- Here’s why Elon Musk is a sheep on Twitter Today 12:14 PM
- Trump is already running Facebook ads on the Mueller report Today 12:07 PM
- 20 thoughtful gifts grads actually want Today 12:00 PM
- 7 of the best psychological thriller movies on Shudder Today 11:44 AM
- Seth Abramson’s epic Mueller thread finally comes to a conclusion Today 11:40 AM
- Netflix is testing out a random play feature Today 11:28 AM
- Teen star Danielle Cohn faked pregnancy for YouTube prank Today 10:55 AM
- How to watch ‘A Discovery of Witches’ for free Today 10:42 AM
- Rev up your own family rivalries with these ‘Game of Thrones’ board games Today 10:29 AM
- Mueller’s ‘harm to ongoing matter’ is the best way to stay silent about your life Today 10:21 AM
- 10 Korean skincare brands that are worth your money Today 10:00 AM
- 20 unique Mother’s Day gifts for the cool moms Today 9:45 AM
Trump could barely last a sentence.
After receiving a day’s worth of non-stop criticism, President Donald Trump read a prepared statement saying he accepts the U.S. intelligence community’s assessment that Russia interfered in the 2016 election.
To be clear, Trump still seemed to waffle in his acceptance of U.S. intelligence: "I accept our intelligence community's conclusion that Russia's meddling in the 2016 election took place. Could be other people also. A lot of people out there." (via ABC) pic.twitter.com/Gp4hzEbZBc
— Kyle Griffin (@kylegriffin1) July 17, 2018
Ever the contrarian, Trump immediately added that it “could be other people, also,” saying “there are a lot of people out there.”
Trump had been under siege since his performance at a press conference with Russian President Vladimir Putin yesterday, where he blamed the U.S. for Russia’s election interference efforts and refused to condemn the country. Instead, he delved into conspiracy theories about the DNC.
Trump also said that he misspoke on the matter, saying that he meant to say, “I don’t see any reason why it wouldn’t be Russia” who interfered in the election.
At the conference, he said, “[They] said they think it’s Russia… I will say this: I don’t see any reason why it would be,” sparking the uproar.

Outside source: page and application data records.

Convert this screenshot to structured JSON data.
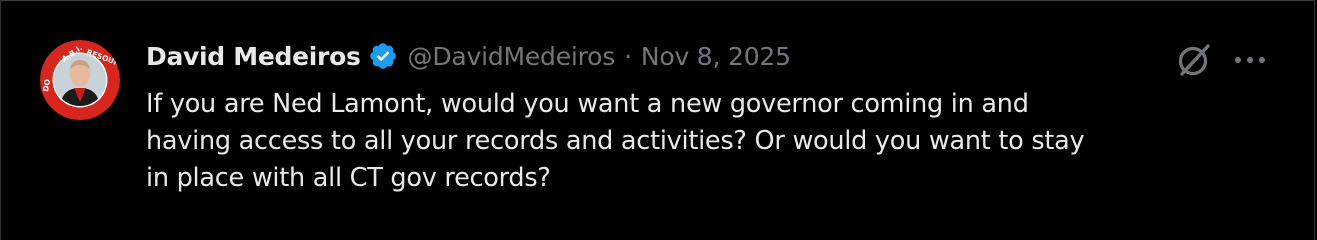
{
  "tweet": {
    "author": {
      "display_name": "David Medeiros",
      "handle": "@DavidMedeiros",
      "verified": true,
      "avatar_icon": "avatar-photo-with-red-badge-ring",
      "avatar_ring_text": "A.B.I. RESOURCES"
    },
    "separator": "·",
    "timestamp": "Nov 8, 2025",
    "text": "If you are Ned Lamont, would you want a new governor coming in and\nhaving access to all your records and activities? Or would you want to stay\nin place with all CT gov records?",
    "actions": {
      "grok_icon": "grok-icon",
      "more_icon": "more-icon"
    }
  },
  "colors": {
    "background": "#000000",
    "primary_text": "#e7e9ea",
    "secondary_text": "#71767b",
    "verified_blue": "#1d9bf0",
    "border": "#2f3336"
  }
}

BREAKING: President Trump claims he misspoke while discussing election meddling during news conference with Putin: "In a key sentence in my remarks, I said the word 'would' instead of 'wouldn't.' … The sentence should've been: 'I don’t see any reason why it wouldn’t be Russia'" pic.twitter.com/2bA9EionD1

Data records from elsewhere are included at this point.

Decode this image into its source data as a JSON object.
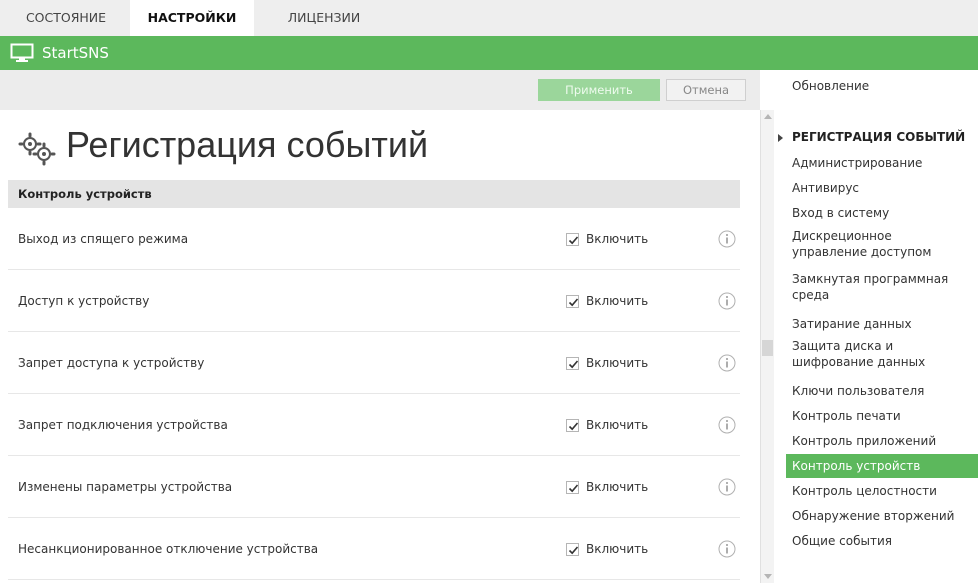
{
  "tabs": [
    {
      "label": "СОСТОЯНИЕ",
      "active": false
    },
    {
      "label": "НАСТРОЙКИ",
      "active": true
    },
    {
      "label": "ЛИЦЕНЗИИ",
      "active": false
    }
  ],
  "app": {
    "title": "StartSNS",
    "icon": "monitor-icon",
    "accent_color": "#5cb85c"
  },
  "toolbar": {
    "apply_label": "Применить",
    "cancel_label": "Отмена"
  },
  "page": {
    "title": "Регистрация событий",
    "icon": "gears-icon"
  },
  "section": {
    "title": "Контроль устройств"
  },
  "rows": [
    {
      "label": "Выход из спящего режима",
      "enable_label": "Включить",
      "checked": true
    },
    {
      "label": "Доступ к устройству",
      "enable_label": "Включить",
      "checked": true
    },
    {
      "label": "Запрет доступа к устройству",
      "enable_label": "Включить",
      "checked": true
    },
    {
      "label": "Запрет подключения устройства",
      "enable_label": "Включить",
      "checked": true
    },
    {
      "label": "Изменены параметры устройства",
      "enable_label": "Включить",
      "checked": true
    },
    {
      "label": "Несанкционированное отключение устройства",
      "enable_label": "Включить",
      "checked": true
    }
  ],
  "sidebar": {
    "top_item": "Обновление",
    "group_title": "РЕГИСТРАЦИЯ СОБЫТИЙ",
    "items": [
      {
        "lines": [
          "Администрирование"
        ],
        "selected": false
      },
      {
        "lines": [
          "Антивирус"
        ],
        "selected": false
      },
      {
        "lines": [
          "Вход в систему"
        ],
        "selected": false
      },
      {
        "lines": [
          "Дискреционное",
          "управление доступом"
        ],
        "selected": false
      },
      {
        "lines": [
          "Замкнутая программная",
          "среда"
        ],
        "selected": false
      },
      {
        "lines": [
          "Затирание данных"
        ],
        "selected": false
      },
      {
        "lines": [
          "Защита диска и",
          "шифрование данных"
        ],
        "selected": false
      },
      {
        "lines": [
          "Ключи пользователя"
        ],
        "selected": false
      },
      {
        "lines": [
          "Контроль печати"
        ],
        "selected": false
      },
      {
        "lines": [
          "Контроль приложений"
        ],
        "selected": false
      },
      {
        "lines": [
          "Контроль устройств"
        ],
        "selected": true
      },
      {
        "lines": [
          "Контроль целостности"
        ],
        "selected": false
      },
      {
        "lines": [
          "Обнаружение вторжений"
        ],
        "selected": false
      },
      {
        "lines": [
          "Общие события"
        ],
        "selected": false
      }
    ]
  }
}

— NBC News (@NBCNews) July 17, 2018
This is not the first time Trump has had to walk back a very public statement he made. In the 2016 election, he was forced to backtrack after saying women should be punished for having an abortion if Roe v. Wade was overturned.
David Covucci is the Layer 8 editor at the Daily Dot, covering the intersection of politics and the web. His work has appeared in Vice, the Huffington Post, Jezebel, Gothamist, and other publications. He is particularly interested in hearing any tips you have. Reach out at [email protected]